# [Work order]
Read through the data and report every line in which the word "fazla" occurs.
--- Record extracts ---
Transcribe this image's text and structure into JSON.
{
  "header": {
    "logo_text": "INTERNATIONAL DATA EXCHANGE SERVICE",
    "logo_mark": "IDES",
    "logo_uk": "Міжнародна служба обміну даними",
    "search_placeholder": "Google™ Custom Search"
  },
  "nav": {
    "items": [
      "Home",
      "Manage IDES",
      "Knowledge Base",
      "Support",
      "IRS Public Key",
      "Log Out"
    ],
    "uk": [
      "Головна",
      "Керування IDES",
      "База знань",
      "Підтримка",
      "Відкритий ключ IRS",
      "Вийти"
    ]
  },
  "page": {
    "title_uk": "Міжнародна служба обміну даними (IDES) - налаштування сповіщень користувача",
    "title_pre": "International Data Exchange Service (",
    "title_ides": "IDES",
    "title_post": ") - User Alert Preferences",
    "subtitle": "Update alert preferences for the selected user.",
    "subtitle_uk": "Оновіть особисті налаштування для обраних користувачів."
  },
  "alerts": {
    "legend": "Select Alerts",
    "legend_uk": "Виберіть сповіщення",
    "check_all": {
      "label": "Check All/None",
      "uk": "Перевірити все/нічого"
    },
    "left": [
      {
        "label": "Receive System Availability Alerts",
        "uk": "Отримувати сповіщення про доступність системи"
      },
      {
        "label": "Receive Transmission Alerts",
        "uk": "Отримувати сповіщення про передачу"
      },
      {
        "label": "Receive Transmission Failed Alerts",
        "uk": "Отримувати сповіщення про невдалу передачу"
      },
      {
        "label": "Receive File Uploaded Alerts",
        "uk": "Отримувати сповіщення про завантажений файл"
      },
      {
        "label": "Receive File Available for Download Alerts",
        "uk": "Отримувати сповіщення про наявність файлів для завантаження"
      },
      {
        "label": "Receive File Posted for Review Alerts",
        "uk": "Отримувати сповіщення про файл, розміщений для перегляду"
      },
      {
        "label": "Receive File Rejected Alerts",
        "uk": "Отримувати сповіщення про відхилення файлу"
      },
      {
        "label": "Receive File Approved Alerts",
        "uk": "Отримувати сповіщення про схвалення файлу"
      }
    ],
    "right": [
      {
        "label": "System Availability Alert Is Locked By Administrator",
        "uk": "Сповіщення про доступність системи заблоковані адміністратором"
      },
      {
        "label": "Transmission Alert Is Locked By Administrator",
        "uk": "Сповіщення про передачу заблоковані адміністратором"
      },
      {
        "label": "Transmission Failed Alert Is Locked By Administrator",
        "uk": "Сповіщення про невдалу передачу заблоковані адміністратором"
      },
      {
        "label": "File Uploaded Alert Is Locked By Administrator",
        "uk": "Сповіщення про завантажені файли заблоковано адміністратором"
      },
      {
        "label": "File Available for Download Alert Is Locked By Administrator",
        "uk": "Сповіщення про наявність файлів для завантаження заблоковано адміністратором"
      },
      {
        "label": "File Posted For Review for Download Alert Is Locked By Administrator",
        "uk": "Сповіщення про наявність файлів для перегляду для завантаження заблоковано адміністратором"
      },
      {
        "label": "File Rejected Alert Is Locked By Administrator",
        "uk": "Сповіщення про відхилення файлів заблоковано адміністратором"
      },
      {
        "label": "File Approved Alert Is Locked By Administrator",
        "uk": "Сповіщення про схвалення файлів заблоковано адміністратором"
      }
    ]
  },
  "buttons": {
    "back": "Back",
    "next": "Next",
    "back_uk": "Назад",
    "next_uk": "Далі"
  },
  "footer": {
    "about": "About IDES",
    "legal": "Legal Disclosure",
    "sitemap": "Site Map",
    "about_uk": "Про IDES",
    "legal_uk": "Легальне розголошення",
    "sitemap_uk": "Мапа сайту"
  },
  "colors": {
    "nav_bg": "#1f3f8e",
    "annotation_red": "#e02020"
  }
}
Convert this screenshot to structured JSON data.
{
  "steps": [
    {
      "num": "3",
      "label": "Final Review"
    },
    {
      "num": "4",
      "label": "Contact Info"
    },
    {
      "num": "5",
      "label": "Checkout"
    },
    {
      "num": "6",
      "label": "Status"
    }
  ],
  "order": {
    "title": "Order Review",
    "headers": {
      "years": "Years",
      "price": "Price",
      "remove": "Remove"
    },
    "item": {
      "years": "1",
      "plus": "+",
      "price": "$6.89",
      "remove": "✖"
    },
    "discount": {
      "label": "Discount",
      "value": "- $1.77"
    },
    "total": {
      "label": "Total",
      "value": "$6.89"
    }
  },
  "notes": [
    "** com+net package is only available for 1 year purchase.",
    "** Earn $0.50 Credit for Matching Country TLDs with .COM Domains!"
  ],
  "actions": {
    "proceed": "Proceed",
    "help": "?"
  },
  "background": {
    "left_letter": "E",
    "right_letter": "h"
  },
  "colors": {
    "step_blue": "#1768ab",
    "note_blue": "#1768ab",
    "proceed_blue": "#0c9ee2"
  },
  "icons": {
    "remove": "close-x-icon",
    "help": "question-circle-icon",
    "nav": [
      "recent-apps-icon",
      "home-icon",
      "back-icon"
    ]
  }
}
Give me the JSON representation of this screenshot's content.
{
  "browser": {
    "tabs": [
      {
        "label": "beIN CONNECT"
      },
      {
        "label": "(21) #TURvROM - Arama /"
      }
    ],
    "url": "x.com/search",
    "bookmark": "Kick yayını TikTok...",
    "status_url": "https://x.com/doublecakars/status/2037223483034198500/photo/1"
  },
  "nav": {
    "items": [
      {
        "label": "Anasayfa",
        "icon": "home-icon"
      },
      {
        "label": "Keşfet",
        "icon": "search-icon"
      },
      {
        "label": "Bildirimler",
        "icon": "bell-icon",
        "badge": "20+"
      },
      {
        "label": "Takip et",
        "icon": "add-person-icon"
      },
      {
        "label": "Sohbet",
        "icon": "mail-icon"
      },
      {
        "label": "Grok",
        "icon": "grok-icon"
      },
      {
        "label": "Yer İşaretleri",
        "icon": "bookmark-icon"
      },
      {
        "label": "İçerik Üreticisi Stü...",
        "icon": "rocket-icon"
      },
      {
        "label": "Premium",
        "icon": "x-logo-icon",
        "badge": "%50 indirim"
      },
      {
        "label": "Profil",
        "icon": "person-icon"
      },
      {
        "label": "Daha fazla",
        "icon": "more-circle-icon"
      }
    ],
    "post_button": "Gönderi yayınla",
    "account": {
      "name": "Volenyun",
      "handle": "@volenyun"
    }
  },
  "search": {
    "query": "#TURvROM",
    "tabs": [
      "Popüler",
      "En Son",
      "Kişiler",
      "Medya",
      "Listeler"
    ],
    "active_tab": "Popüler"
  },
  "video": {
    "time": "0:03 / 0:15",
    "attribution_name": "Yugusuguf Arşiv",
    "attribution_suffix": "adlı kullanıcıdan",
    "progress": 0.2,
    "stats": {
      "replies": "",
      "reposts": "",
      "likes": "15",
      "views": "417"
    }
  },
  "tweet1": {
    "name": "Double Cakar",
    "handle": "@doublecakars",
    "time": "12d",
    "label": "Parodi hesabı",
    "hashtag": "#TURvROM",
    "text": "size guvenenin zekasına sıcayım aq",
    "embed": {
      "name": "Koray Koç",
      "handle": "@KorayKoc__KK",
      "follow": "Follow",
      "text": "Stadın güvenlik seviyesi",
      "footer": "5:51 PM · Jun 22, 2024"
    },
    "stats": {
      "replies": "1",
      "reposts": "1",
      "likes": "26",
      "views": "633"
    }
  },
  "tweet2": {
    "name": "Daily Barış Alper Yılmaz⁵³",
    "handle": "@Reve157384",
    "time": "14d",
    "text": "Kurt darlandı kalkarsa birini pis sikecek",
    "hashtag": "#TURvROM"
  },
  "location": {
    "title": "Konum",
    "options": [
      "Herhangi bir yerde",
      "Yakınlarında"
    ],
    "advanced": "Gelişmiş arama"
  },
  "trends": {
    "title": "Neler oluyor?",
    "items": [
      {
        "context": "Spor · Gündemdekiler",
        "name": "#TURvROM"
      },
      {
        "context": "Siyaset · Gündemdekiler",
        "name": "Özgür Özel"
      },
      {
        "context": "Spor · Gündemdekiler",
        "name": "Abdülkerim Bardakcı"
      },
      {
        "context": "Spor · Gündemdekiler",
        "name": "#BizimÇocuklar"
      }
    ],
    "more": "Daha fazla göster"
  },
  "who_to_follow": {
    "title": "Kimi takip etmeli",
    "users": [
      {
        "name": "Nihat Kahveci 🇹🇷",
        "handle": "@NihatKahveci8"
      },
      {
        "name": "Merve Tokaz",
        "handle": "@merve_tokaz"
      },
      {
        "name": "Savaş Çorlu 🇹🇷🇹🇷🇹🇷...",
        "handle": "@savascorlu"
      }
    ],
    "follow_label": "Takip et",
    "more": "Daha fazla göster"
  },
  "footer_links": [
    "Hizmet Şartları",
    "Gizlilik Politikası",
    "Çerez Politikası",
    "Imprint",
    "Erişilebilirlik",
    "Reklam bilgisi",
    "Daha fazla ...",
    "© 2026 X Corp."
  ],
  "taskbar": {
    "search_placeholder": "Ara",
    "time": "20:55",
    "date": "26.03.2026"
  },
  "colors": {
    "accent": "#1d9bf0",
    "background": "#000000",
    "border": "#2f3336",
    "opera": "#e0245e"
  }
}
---
# [Solution for this task]
        "label": "Daha fazla",
    "more": "Daha fazla göster"
    "more": "Daha fazla göster"
    "Daha fazla ...",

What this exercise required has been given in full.